That about sums it up, doesn’t it?
The United States men’s soccer team may or may not advance in the World Cup on Thursday, when all it needs is a draw against Germany to escape “The Group of Death.” It may or may not put Sunday’s debacle against Portugal behind it in the quest to further folly the loser mentality words of head coach Jurgen Klinsmann.
But the reality is that only a win or a draw on Thursday will erase the memories of one of the greatest soccer wins in Team USA history turning into one of the biggest chokes in this country’s soccer annals.
It’s OK to call it such. Yes, the US grabbed a point, and if you told anyone going into the tournament that America would have four points after two games, yada, yada, yada. Sunday was still a gag job, just as many labeled the US women’s team’s World Cup shootout title loss to Japan in 2011. Just as you could classify the Patriots drooling all over themselves in late fourth quarter situations of New England’s last two Super Bowls.
Buckner. Manning. Cundiff. The San Jose Sharks.
And yes, the United States men’s national soccer team.
I know, “hot sports take” and all, but if the US somehow loses against Germany (despite the cotton candy possibility that both teams would prefer to tie and advance), America’s World Cup will have come down to a game in which they were thoroughly outplayed and miraculously won, and a game in which they dominated the second half only to watch Portugal’s Cristiano Ronaldo and Silvestre Varela rip out a country’s heart as the world chuckled.
In other words, be prepared for “The Group of Death” to be used as the ultimate excuse.
“Obviously we’re disappointed, but at the end of the day you’ve got to look at the positives,” said captain Clint Dempsey, who put the US ahead, for what looked like for good, in the 81st minute. “We got a point.”
America should be celebrating a pair of World Cup wins Monday. They should have been one of eight teams with two wins to their name. Instead of six points, they’re now tied with Germany at four. Instead of playing Germany with something to prove, nothing to lose, the US now will tactically approach the contest in a way that both teams can benefit from. Wouldn’t it have been much more fun to go into Thursday with the reckless abandon of maybe putting a dagger into Germany’s heart?

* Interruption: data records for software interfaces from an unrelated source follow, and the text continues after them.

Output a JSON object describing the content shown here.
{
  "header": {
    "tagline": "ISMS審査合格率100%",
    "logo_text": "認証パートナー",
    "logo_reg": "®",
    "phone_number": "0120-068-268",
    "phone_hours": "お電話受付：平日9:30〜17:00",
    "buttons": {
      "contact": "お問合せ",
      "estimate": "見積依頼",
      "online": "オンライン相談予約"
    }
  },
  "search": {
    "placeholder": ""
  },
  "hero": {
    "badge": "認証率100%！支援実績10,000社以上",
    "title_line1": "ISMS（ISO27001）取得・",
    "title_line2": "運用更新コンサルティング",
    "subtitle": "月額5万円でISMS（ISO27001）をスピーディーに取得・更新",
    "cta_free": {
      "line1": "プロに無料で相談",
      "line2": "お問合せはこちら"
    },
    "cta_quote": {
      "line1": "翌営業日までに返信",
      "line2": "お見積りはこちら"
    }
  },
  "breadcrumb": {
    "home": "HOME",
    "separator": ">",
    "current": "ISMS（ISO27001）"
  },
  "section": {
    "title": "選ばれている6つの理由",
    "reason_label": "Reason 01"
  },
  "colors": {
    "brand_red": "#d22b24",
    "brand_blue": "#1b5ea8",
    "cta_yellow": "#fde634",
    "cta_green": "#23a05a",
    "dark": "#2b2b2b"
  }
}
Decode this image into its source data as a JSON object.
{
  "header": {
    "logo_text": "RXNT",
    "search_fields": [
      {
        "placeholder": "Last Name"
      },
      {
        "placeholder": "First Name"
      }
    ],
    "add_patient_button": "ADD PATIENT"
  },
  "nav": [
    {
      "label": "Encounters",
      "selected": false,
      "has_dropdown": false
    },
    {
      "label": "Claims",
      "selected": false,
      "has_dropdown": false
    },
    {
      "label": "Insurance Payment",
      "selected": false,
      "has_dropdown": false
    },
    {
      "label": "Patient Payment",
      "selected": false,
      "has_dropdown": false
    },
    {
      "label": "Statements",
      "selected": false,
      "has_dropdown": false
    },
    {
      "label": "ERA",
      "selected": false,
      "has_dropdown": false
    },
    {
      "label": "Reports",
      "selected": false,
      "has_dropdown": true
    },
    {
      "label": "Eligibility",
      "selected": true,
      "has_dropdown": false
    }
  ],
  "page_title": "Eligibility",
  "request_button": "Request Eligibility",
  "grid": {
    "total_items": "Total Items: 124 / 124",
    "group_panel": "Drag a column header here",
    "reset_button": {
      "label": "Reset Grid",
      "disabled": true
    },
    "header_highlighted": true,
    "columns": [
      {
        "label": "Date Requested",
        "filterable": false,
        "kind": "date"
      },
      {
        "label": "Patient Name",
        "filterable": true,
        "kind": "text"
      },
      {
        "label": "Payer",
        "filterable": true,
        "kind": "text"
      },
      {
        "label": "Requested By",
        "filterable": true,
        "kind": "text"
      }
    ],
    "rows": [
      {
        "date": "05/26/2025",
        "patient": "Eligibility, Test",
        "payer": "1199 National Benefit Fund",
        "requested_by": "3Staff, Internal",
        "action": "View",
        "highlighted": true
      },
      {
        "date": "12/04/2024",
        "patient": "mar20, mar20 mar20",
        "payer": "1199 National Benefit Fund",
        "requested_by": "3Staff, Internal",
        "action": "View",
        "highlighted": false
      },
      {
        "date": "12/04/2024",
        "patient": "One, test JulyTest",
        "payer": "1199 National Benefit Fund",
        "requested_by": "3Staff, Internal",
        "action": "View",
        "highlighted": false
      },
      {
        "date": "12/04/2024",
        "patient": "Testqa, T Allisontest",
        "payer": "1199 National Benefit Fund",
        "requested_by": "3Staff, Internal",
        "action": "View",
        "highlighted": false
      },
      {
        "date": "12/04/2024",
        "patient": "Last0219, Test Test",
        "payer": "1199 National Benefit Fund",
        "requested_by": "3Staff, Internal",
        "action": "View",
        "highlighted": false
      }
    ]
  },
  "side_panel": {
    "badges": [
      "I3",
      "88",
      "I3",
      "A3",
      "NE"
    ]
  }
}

Instead, it’s as if soccer fans have fallen into Klinsmann’s trap. Hey, there’s no way we can win anyway. Might as well play the role of lovable underdog. Valiant show and all, but at least they got a point.
Sorry. If you’re invested in the sport at any level from the bandwagon to getting your visa stamped for Brazil, this sucks. The US choked.
“The agenda from the soccer community has been to put American soccer on the same kind of level as those guys in those other sports,” WEEI’s Tim Benz wrote. “Well, you get what you asked for. You can’t have it both ways. You can’t have sports on a big-time level without big-time fallout if you fail with extreme circumstances. And that’s what the US soccer team did Sunday vs. Portugal.”
I’m not soccer-infused enough to analyze Michael Bradley’s turnover, and how it led to Portugal’s glee. I’ll leave it to Taylor Twellman to suggest how Graham Zusi’s casual stroll to the sideline added an extra minute.
But the US screwed up somehow, and it led to one of the biggest gaffes in soccer’s much-debated place in this country’s history.
The statistics say that the US still has a good chance of advancing in the World Cup.
The truth remains, they already choked that opportunity away in about six or seven seconds on Sunday.
“Now we have to go out and beat Germany,” Klinsmann said. “That’s what we have to do. We have one less day to recover. We played in the Amazon, they played in a place with less travel. We have to do it the tough way.”
Perfect. Klinsmann is already making excuses four days out. As for Sunday, there aren’t any. The US gagged. It’s OK to say it.